## Activity
Type out each entry exactly as it appears, but keep every image out.

## Given data
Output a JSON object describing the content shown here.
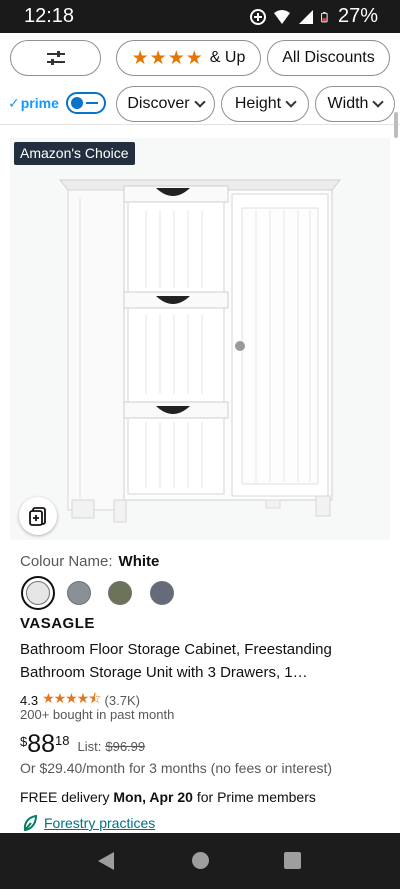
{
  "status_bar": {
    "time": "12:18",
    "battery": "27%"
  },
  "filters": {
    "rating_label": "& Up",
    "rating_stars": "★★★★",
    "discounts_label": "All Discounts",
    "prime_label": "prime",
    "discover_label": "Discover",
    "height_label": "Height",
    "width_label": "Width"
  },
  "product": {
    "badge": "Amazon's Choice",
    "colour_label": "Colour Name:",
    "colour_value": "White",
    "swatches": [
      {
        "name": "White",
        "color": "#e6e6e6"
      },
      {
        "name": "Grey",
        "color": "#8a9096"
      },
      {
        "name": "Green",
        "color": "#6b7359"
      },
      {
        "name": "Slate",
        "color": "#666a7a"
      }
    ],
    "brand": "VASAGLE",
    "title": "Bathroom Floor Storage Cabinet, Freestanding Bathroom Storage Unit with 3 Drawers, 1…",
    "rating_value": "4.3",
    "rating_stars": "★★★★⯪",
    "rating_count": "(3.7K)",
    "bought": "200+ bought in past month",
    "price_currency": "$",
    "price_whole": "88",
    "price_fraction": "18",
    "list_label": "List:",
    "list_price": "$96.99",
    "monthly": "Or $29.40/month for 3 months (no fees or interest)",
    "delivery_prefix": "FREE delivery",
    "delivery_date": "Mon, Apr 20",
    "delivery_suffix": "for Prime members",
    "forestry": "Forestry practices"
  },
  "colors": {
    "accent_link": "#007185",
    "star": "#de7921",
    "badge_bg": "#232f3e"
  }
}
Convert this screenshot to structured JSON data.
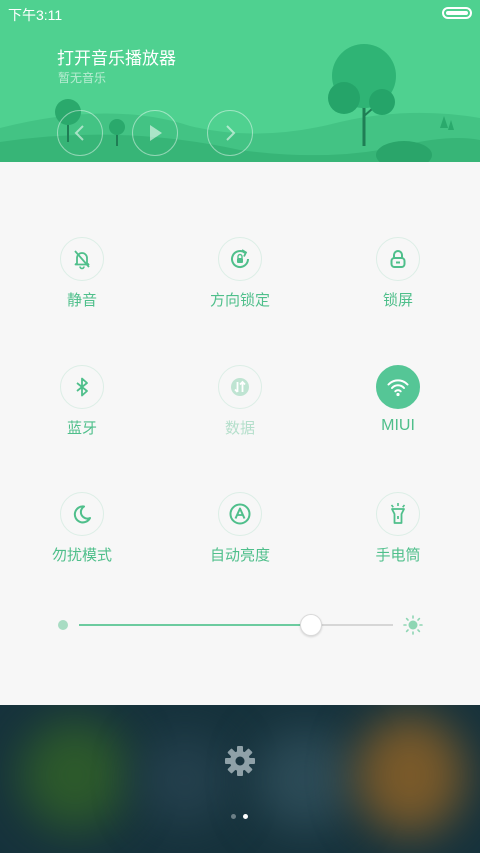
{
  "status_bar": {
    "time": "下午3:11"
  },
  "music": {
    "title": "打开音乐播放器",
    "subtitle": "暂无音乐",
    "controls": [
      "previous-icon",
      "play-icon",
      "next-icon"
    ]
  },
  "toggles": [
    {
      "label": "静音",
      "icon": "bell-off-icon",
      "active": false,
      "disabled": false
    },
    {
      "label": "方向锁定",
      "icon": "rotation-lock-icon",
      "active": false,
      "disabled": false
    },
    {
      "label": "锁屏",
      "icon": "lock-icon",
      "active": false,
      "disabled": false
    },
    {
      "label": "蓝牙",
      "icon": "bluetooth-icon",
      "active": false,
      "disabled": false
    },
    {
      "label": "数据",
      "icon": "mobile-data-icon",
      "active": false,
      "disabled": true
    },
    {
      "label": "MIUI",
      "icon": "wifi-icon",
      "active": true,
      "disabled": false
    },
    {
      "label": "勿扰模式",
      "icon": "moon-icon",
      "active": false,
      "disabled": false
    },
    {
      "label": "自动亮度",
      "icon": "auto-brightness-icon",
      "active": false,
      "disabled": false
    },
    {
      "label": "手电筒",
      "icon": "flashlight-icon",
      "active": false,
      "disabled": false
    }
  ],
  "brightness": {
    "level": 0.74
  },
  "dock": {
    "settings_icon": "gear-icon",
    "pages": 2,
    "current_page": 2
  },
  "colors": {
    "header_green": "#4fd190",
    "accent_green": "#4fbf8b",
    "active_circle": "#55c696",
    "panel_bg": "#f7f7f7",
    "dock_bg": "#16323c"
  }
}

## Expected answer
Output a JSON object describing the content shown here.
{
  "status_bar": {
    "time": "12:18",
    "battery": "27%"
  },
  "filters": {
    "rating_label": "& Up",
    "rating_stars": "★★★★",
    "discounts_label": "All Discounts",
    "prime_label": "prime",
    "discover_label": "Discover",
    "height_label": "Height",
    "width_label": "Width"
  },
  "product": {
    "badge": "Amazon's Choice",
    "colour_label": "Colour Name:",
    "colour_value": "White",
    "swatches": [
      {
        "name": "White",
        "color": "#e6e6e6"
      },
      {
        "name": "Grey",
        "color": "#8a9096"
      },
      {
        "name": "Green",
        "color": "#6b7359"
      },
      {
        "name": "Slate",
        "color": "#666a7a"
      }
    ],
    "brand": "VASAGLE",
    "title": "Bathroom Floor Storage Cabinet, Freestanding Bathroom Storage Unit with 3 Drawers, 1…",
    "rating_value": "4.3",
    "rating_stars": "★★★★⯪",
    "rating_count": "(3.7K)",
    "bought": "200+ bought in past month",
    "price_currency": "$",
    "price_whole": "88",
    "price_fraction": "18",
    "list_label": "List:",
    "list_price": "$96.99",
    "monthly": "Or $29.40/month for 3 months (no fees or interest)",
    "delivery_prefix": "FREE delivery",
    "delivery_date": "Mon, Apr 20",
    "delivery_suffix": "for Prime members",
    "forestry": "Forestry practices"
  },
  "colors": {
    "accent_link": "#007185",
    "star": "#de7921",
    "badge_bg": "#232f3e"
  }
}
Convert this screenshot to structured JSON data.
{
  "status_bar": {
    "time": "下午3:11"
  },
  "music": {
    "title": "打开音乐播放器",
    "subtitle": "暂无音乐",
    "controls": [
      "previous-icon",
      "play-icon",
      "next-icon"
    ]
  },
  "toggles": [
    {
      "label": "静音",
      "icon": "bell-off-icon",
      "active": false,
      "disabled": false
    },
    {
      "label": "方向锁定",
      "icon": "rotation-lock-icon",
      "active": false,
      "disabled": false
    },
    {
      "label": "锁屏",
      "icon": "lock-icon",
      "active": false,
      "disabled": false
    },
    {
      "label": "蓝牙",
      "icon": "bluetooth-icon",
      "active": false,
      "disabled": false
    },
    {
      "label": "数据",
      "icon": "mobile-data-icon",
      "active": false,
      "disabled": true
    },
    {
      "label": "MIUI",
      "icon": "wifi-icon",
      "active": true,
      "disabled": false
    },
    {
      "label": "勿扰模式",
      "icon": "moon-icon",
      "active": false,
      "disabled": false
    },
    {
      "label": "自动亮度",
      "icon": "auto-brightness-icon",
      "active": false,
      "disabled": false
    },
    {
      "label": "手电筒",
      "icon": "flashlight-icon",
      "active": false,
      "disabled": false
    }
  ],
  "brightness": {
    "level": 0.74
  },
  "dock": {
    "settings_icon": "gear-icon",
    "pages": 2,
    "current_page": 2
  },
  "colors": {
    "header_green": "#4fd190",
    "accent_green": "#4fbf8b",
    "active_circle": "#55c696",
    "panel_bg": "#f7f7f7",
    "dock_bg": "#16323c"
  }
}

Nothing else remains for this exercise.